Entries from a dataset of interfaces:
++++++++
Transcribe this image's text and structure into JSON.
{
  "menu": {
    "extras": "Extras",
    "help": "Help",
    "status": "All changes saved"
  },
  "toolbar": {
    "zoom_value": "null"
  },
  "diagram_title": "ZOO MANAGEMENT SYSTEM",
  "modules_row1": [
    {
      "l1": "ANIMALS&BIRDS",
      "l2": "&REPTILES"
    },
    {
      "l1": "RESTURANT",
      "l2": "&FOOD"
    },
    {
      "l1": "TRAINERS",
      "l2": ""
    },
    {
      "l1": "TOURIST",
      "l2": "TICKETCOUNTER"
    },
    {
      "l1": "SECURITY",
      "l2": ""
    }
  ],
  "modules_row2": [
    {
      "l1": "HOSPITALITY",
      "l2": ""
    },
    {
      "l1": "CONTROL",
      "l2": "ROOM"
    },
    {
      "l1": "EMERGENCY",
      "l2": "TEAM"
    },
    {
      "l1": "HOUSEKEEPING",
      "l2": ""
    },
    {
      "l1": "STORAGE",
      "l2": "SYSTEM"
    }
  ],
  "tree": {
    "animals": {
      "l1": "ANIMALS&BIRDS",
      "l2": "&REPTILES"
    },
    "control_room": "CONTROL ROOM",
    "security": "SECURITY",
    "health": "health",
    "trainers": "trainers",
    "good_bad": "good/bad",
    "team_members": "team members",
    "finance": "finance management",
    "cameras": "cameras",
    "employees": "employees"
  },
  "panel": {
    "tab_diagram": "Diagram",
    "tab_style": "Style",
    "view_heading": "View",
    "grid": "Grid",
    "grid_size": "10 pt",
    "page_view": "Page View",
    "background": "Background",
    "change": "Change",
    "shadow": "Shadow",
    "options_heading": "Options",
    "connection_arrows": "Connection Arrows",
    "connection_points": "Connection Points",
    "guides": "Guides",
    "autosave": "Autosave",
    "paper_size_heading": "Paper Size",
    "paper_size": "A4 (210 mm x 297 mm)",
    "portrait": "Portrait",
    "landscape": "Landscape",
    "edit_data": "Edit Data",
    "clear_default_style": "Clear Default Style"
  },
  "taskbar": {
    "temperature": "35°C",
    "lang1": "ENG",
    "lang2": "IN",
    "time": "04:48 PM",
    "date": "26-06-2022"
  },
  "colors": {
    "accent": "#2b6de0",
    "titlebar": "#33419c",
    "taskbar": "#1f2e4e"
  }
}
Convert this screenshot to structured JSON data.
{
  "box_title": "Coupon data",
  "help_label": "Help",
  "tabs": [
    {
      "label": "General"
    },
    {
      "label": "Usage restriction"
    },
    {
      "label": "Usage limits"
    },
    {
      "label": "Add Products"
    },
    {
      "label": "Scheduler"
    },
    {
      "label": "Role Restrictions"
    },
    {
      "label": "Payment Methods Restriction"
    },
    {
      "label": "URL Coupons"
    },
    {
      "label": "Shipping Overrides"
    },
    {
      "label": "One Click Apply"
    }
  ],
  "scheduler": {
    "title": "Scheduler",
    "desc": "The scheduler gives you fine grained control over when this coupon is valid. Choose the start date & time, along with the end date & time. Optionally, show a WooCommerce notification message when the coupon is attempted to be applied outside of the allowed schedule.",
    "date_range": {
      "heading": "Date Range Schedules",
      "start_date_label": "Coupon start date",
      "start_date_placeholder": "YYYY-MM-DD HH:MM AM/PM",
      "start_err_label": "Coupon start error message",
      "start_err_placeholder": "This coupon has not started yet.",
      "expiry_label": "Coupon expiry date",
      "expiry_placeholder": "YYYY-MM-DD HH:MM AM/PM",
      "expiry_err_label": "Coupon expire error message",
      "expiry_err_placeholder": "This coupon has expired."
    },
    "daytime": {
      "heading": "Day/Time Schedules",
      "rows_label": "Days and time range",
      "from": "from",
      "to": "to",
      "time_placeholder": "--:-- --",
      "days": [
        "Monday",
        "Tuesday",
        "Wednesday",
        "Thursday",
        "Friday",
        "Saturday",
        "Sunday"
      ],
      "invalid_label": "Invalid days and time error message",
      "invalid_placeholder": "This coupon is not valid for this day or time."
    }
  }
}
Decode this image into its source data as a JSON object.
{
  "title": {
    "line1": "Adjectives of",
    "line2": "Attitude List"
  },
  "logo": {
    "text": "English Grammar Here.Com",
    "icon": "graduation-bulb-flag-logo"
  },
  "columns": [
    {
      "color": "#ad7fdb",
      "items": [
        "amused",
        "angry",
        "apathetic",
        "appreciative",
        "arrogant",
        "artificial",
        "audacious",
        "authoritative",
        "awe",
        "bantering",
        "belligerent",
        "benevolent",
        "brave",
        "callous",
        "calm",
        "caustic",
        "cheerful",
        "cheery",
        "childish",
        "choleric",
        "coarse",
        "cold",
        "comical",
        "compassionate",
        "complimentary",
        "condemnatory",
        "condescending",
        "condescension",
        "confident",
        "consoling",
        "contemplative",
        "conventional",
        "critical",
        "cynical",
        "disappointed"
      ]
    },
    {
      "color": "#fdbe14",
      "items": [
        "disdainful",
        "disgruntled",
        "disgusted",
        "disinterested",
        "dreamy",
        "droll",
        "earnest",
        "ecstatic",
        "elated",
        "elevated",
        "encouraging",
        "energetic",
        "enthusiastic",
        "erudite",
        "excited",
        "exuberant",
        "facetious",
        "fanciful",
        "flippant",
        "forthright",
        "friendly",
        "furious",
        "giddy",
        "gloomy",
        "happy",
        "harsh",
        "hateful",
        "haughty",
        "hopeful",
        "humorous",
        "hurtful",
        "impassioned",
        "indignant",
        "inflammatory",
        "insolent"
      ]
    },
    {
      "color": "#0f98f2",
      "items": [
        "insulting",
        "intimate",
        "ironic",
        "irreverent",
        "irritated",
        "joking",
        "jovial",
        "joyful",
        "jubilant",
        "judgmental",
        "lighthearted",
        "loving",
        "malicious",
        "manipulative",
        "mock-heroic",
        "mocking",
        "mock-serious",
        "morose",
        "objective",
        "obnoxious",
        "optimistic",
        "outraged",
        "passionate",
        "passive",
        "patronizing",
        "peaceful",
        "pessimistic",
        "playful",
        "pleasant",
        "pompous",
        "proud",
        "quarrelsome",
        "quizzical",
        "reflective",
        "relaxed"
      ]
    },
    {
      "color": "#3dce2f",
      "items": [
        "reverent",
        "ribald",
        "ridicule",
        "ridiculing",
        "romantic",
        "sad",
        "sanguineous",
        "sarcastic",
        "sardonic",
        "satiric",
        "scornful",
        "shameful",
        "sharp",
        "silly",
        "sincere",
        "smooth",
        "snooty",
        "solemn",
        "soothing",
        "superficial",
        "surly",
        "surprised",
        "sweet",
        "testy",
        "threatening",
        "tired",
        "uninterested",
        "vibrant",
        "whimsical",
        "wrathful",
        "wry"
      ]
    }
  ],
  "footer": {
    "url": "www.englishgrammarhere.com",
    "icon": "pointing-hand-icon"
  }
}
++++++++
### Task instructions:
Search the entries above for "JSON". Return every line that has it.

### Answer for this exercise:
Transcribe this image's text and structure into JSON.
Convert this screenshot to structured JSON data.
Decode this image into its source data as a JSON object.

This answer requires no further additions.